» EXERCISE
Across the records that follow, how many lines contain the string "Disk"? Answer with the number only.

Interface dataset entries
|---|

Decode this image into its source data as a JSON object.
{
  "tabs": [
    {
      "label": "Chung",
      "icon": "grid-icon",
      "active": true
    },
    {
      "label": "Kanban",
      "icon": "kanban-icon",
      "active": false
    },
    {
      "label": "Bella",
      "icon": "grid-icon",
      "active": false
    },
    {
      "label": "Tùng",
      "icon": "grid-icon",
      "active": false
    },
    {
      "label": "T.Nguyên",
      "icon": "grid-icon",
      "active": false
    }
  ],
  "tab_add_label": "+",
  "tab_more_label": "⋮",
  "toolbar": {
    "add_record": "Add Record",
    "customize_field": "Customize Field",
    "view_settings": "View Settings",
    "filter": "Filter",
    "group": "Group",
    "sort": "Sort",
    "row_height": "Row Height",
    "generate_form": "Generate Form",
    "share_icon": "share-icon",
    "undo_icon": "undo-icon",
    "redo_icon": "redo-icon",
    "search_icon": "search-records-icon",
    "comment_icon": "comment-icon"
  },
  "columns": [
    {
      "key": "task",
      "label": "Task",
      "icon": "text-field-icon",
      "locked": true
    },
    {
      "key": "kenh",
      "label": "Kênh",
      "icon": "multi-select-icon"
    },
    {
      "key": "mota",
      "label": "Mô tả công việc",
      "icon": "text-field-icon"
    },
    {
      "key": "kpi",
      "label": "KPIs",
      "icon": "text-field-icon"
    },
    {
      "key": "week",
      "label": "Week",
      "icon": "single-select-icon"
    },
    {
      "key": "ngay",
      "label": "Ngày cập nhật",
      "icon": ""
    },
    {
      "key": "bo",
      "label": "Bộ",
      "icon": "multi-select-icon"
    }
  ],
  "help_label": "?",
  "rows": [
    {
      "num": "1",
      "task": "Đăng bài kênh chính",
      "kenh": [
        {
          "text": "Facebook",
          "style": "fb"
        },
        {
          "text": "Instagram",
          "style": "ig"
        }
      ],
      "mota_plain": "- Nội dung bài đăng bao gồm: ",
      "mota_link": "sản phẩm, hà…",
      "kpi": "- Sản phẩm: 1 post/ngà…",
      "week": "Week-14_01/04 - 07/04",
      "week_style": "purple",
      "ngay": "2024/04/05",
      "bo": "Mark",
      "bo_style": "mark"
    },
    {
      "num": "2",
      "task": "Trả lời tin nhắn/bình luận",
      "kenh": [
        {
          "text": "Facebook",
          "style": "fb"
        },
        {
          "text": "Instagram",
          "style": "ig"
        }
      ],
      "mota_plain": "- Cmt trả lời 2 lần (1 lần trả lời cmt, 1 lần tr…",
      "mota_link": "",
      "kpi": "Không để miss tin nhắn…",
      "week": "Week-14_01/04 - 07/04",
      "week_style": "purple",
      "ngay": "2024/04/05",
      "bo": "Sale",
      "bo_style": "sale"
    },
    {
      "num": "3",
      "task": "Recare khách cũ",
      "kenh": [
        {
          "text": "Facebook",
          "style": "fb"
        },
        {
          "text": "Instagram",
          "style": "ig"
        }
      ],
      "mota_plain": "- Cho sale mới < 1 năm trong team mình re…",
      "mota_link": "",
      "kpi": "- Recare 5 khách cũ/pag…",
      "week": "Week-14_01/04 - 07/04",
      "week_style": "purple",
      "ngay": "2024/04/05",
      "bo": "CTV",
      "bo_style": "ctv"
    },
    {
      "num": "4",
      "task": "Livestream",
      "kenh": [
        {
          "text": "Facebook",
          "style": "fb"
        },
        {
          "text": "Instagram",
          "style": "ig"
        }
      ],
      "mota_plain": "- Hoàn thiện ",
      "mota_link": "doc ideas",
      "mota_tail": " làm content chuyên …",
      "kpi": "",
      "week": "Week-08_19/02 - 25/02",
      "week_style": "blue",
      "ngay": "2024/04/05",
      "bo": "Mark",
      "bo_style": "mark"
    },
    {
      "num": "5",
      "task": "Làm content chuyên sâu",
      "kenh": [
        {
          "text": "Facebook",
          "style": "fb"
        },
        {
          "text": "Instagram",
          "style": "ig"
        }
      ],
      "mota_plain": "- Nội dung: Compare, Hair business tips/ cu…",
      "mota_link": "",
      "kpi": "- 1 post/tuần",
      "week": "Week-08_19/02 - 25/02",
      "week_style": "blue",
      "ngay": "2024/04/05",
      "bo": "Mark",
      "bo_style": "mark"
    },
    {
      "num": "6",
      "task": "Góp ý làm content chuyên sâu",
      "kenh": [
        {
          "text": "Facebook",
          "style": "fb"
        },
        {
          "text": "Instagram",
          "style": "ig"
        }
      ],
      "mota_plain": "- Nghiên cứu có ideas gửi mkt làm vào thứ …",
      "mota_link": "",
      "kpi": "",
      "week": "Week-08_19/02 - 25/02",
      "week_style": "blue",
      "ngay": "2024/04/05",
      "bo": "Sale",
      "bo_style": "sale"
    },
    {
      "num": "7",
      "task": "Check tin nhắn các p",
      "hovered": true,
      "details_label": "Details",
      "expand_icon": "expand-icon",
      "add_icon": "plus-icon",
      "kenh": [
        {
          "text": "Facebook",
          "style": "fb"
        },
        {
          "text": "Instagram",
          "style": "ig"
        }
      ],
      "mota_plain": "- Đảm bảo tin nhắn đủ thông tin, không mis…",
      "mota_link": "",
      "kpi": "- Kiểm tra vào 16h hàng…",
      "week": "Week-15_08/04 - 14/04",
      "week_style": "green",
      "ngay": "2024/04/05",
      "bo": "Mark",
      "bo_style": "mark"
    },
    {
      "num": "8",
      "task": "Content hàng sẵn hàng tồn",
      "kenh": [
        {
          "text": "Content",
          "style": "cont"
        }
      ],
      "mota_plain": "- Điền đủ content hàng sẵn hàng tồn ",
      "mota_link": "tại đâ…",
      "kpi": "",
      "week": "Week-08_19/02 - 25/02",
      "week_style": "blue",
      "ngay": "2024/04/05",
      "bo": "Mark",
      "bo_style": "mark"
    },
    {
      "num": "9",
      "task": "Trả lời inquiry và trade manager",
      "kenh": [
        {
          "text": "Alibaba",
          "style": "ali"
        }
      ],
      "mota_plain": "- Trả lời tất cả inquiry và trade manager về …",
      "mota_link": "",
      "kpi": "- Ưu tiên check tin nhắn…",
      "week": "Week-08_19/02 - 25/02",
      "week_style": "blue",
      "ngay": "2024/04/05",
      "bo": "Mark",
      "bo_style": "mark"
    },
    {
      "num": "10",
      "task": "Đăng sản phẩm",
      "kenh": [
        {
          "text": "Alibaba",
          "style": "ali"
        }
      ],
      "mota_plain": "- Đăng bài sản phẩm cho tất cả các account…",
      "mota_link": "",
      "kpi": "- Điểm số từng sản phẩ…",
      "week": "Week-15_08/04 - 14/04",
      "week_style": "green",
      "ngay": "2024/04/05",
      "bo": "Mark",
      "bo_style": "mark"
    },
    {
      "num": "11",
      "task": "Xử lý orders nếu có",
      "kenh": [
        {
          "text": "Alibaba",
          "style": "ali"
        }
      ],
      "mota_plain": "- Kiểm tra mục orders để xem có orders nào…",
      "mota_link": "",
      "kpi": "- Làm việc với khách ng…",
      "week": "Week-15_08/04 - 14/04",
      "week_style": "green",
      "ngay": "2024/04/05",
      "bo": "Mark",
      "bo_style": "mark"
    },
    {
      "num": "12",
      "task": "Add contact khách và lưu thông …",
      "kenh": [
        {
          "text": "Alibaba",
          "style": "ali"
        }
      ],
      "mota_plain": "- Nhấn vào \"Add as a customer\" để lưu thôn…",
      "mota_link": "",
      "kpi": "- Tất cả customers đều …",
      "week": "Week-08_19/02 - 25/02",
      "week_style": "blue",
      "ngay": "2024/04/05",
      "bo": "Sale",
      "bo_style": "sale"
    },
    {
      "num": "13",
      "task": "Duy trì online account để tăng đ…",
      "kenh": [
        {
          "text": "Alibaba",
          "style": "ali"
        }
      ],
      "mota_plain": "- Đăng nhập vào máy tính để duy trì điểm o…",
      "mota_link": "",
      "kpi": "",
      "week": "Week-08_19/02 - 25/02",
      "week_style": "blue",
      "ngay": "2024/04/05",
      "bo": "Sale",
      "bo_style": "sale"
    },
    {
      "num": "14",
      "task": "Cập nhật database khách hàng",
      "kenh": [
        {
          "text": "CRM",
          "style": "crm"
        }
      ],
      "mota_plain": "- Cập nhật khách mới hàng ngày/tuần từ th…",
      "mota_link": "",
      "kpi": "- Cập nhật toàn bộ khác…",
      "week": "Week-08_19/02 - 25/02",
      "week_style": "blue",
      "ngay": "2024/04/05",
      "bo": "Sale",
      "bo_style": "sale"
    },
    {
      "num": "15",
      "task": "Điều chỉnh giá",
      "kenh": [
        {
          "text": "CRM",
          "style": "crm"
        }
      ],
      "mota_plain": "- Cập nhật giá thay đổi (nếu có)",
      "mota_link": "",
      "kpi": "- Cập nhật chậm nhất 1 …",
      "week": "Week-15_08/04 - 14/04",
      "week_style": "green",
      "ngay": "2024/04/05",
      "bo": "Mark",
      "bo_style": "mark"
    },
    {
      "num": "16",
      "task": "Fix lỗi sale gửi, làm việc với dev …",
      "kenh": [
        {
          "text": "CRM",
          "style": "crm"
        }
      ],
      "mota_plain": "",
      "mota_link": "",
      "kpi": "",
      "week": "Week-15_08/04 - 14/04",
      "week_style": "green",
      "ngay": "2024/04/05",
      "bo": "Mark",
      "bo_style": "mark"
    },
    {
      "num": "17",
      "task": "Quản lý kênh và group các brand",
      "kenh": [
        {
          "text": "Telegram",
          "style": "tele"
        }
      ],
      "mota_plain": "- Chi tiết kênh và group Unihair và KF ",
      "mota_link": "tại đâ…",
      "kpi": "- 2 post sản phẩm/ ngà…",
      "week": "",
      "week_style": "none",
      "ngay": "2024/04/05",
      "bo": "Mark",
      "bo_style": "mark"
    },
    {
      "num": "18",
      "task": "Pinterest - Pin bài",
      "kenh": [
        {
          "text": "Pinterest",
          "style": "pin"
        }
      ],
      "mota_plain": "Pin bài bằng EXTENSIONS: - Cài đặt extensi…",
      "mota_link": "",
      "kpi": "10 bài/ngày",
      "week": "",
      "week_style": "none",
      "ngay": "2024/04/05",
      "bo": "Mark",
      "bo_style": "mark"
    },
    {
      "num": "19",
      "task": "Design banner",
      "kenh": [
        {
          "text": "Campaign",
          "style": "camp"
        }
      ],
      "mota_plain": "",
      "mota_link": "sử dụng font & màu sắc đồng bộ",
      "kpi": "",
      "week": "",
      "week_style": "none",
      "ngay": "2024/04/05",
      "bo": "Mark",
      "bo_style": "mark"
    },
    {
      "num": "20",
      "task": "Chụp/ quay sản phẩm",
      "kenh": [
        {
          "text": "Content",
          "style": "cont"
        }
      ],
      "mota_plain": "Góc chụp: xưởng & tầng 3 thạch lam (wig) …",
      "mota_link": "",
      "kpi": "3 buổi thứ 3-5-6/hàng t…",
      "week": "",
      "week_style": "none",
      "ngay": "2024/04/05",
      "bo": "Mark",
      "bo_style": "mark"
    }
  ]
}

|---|

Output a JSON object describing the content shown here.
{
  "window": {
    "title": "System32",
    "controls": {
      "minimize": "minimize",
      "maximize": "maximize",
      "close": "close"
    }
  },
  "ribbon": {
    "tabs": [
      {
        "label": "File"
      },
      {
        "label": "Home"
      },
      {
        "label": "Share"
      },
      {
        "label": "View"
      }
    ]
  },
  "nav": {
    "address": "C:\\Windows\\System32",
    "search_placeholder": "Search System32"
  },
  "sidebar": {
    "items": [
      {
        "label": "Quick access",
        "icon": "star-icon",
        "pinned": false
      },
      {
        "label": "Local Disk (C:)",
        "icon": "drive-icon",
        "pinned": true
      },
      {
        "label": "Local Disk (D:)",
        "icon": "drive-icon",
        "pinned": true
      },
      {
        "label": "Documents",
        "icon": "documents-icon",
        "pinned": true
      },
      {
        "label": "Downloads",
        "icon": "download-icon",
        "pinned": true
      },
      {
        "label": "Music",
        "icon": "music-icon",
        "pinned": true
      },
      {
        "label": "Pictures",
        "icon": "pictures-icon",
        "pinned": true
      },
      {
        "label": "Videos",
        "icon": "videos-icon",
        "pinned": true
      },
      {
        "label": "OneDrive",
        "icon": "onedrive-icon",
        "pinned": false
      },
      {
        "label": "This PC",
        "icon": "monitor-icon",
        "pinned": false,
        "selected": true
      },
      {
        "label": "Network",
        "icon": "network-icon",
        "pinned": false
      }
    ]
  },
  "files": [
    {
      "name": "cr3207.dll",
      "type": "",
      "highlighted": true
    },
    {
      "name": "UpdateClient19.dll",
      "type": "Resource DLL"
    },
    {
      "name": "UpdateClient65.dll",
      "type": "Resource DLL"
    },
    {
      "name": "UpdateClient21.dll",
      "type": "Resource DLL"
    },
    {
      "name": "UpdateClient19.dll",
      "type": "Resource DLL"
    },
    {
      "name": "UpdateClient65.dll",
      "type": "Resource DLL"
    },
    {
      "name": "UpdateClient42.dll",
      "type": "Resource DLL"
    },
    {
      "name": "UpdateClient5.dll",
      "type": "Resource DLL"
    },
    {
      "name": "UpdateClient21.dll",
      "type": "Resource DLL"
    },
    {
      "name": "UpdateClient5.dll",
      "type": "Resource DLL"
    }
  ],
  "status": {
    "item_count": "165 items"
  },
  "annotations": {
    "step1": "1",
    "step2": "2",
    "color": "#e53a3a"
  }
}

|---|

» TASK OUTPUT
2